* **Task statement**
Given the listing that follows, report all lines in which the string "TestController" occurs.
+--
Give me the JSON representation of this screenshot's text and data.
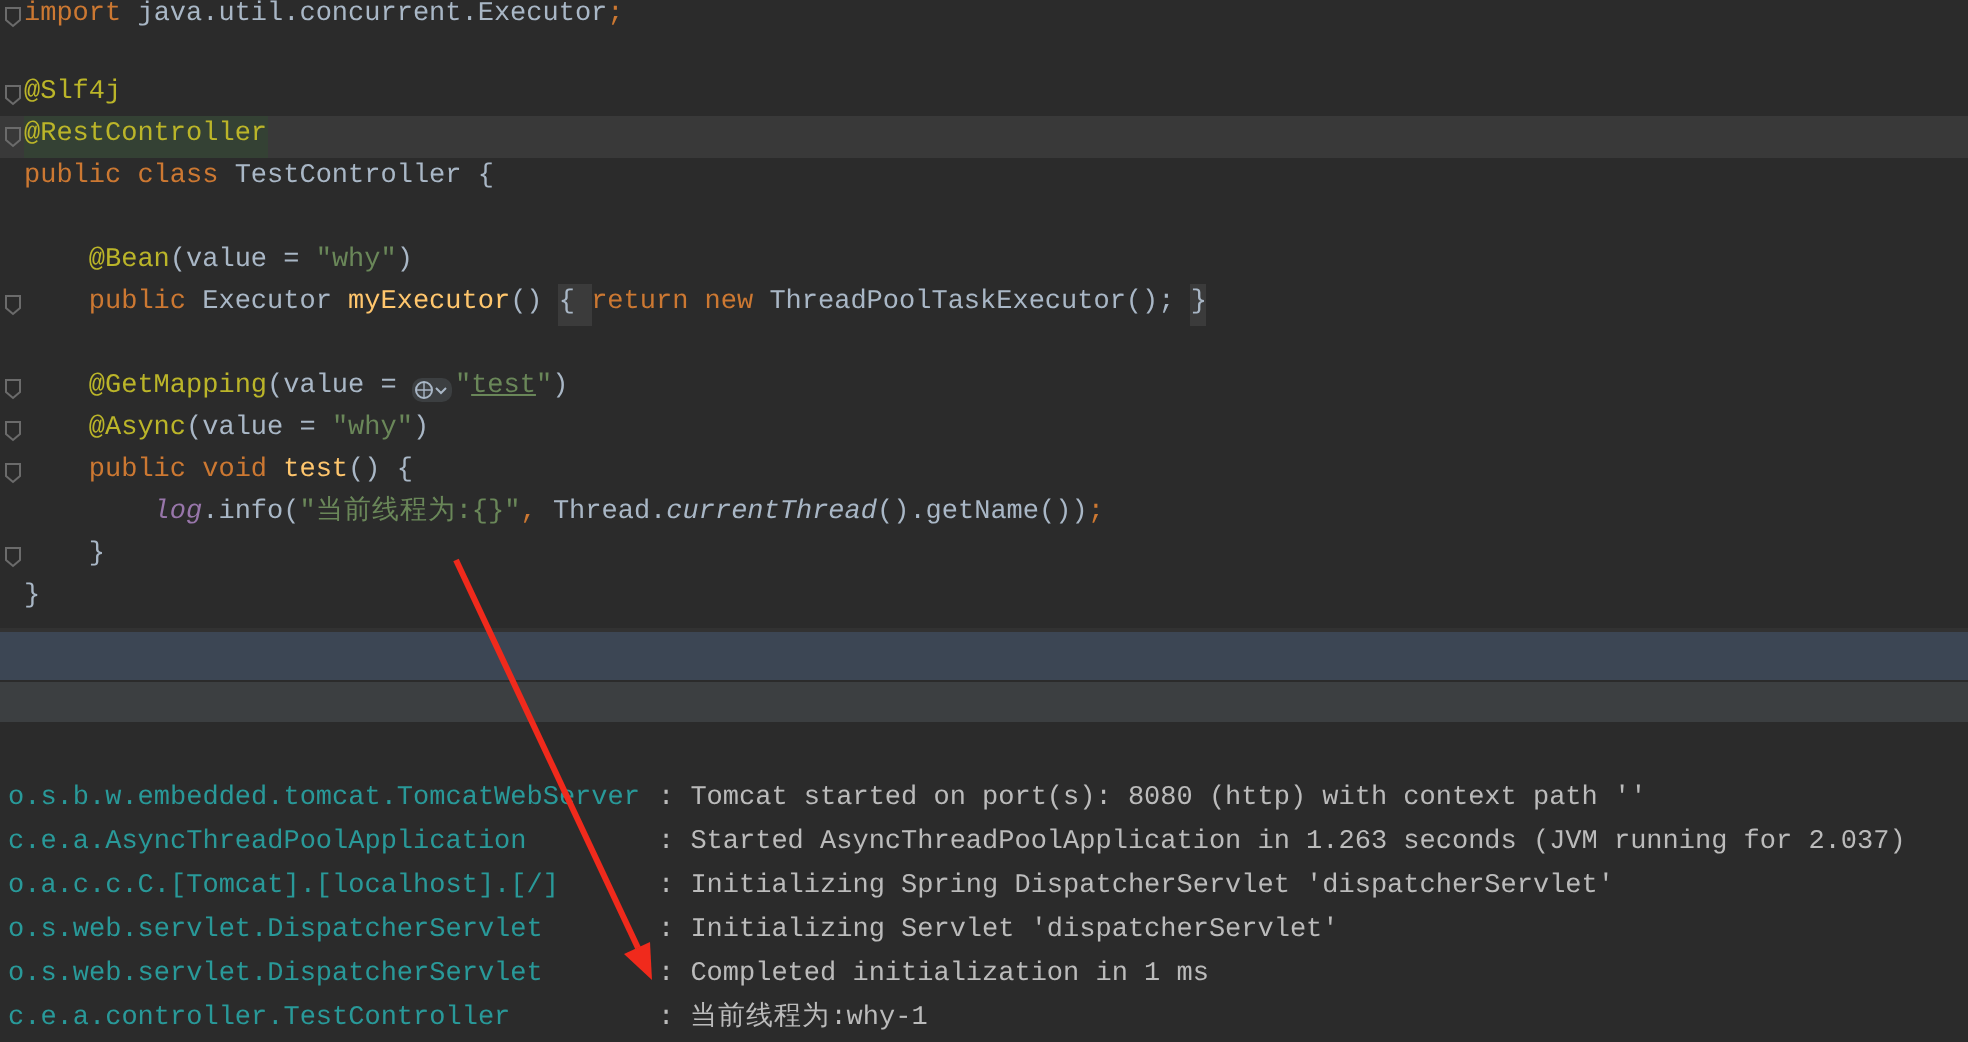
{
  "editor": {
    "lines": [
      {
        "fold": true,
        "current": false,
        "tokens": [
          {
            "kind": "kw",
            "text": "import "
          },
          {
            "kind": "plain",
            "text": "java.util.concurrent.Executor"
          },
          {
            "kind": "kw",
            "text": ";"
          }
        ]
      },
      {
        "fold": false,
        "current": false
      },
      {
        "fold": true,
        "current": false,
        "tokens": [
          {
            "kind": "ann",
            "text": "@Slf4j"
          }
        ]
      },
      {
        "fold": true,
        "current": true,
        "tokens": [
          {
            "kind": "ann-hl",
            "text": "@RestController"
          }
        ]
      },
      {
        "fold": false,
        "current": false,
        "tokens": [
          {
            "kind": "kw",
            "text": "public class "
          },
          {
            "kind": "plain",
            "text": "TestController {"
          }
        ]
      },
      {
        "fold": false,
        "current": false
      },
      {
        "fold": false,
        "current": false,
        "tokens": [
          {
            "kind": "ann",
            "text": "    @Bean"
          },
          {
            "kind": "plain",
            "text": "(value = "
          },
          {
            "kind": "str",
            "text": "\"why\""
          },
          {
            "kind": "plain",
            "text": ")"
          }
        ]
      },
      {
        "fold": true,
        "current": false,
        "tokens": [
          {
            "kind": "kw",
            "text": "    public "
          },
          {
            "kind": "plain",
            "text": "Executor "
          },
          {
            "kind": "method",
            "text": "myExecutor"
          },
          {
            "kind": "plain",
            "text": "() "
          },
          {
            "kind": "folded",
            "text": "{ "
          },
          {
            "kind": "kw",
            "text": "return new "
          },
          {
            "kind": "plain",
            "text": "ThreadPoolTaskExecutor(); "
          },
          {
            "kind": "folded",
            "text": "}"
          }
        ]
      },
      {
        "fold": false,
        "current": false
      },
      {
        "fold": true,
        "current": false,
        "tokens": [
          {
            "kind": "ann",
            "text": "    @GetMapping"
          },
          {
            "kind": "plain",
            "text": "(value = "
          },
          {
            "kind": "globe"
          },
          {
            "kind": "str",
            "text": "\""
          },
          {
            "kind": "url",
            "text": "test"
          },
          {
            "kind": "str",
            "text": "\""
          },
          {
            "kind": "plain",
            "text": ")"
          }
        ]
      },
      {
        "fold": true,
        "current": false,
        "tokens": [
          {
            "kind": "ann",
            "text": "    @Async"
          },
          {
            "kind": "plain",
            "text": "(value = "
          },
          {
            "kind": "str",
            "text": "\"why\""
          },
          {
            "kind": "plain",
            "text": ")"
          }
        ]
      },
      {
        "fold": true,
        "current": false,
        "tokens": [
          {
            "kind": "kw",
            "text": "    public void "
          },
          {
            "kind": "method",
            "text": "test"
          },
          {
            "kind": "plain",
            "text": "() {"
          }
        ]
      },
      {
        "fold": false,
        "current": false,
        "tokens": [
          {
            "kind": "field",
            "text": "        log"
          },
          {
            "kind": "plain",
            "text": ".info("
          },
          {
            "kind": "str",
            "text": "\"当前线程为:{}\""
          },
          {
            "kind": "kw",
            "text": ", "
          },
          {
            "kind": "plain",
            "text": "Thread."
          },
          {
            "kind": "italic",
            "text": "currentThread"
          },
          {
            "kind": "plain",
            "text": "().getName())"
          },
          {
            "kind": "kw",
            "text": ";"
          }
        ]
      },
      {
        "fold": true,
        "current": false,
        "tokens": [
          {
            "kind": "plain",
            "text": "    }"
          }
        ]
      },
      {
        "fold": false,
        "current": false,
        "tokens": [
          {
            "kind": "plain",
            "text": "}"
          }
        ]
      }
    ]
  },
  "console": {
    "rows": [
      {
        "logger": "o.s.b.w.embedded.tomcat.TomcatWebServer",
        "message": ": Tomcat started on port(s): 8080 (http) with context path ''"
      },
      {
        "logger": "c.e.a.AsyncThreadPoolApplication",
        "message": ": Started AsyncThreadPoolApplication in 1.263 seconds (JVM running for 2.037)"
      },
      {
        "logger": "o.a.c.c.C.[Tomcat].[localhost].[/]",
        "message": ": Initializing Spring DispatcherServlet 'dispatcherServlet'"
      },
      {
        "logger": "o.s.web.servlet.DispatcherServlet",
        "message": ": Initializing Servlet 'dispatcherServlet'"
      },
      {
        "logger": "o.s.web.servlet.DispatcherServlet",
        "message": ": Completed initialization in 1 ms"
      },
      {
        "logger": "c.e.a.controller.TestController",
        "message": ": 当前线程为:why-1"
      }
    ]
  }
}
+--
* **Task answer**
            "text": "TestController {"
        "logger": "c.e.a.controller.TestController",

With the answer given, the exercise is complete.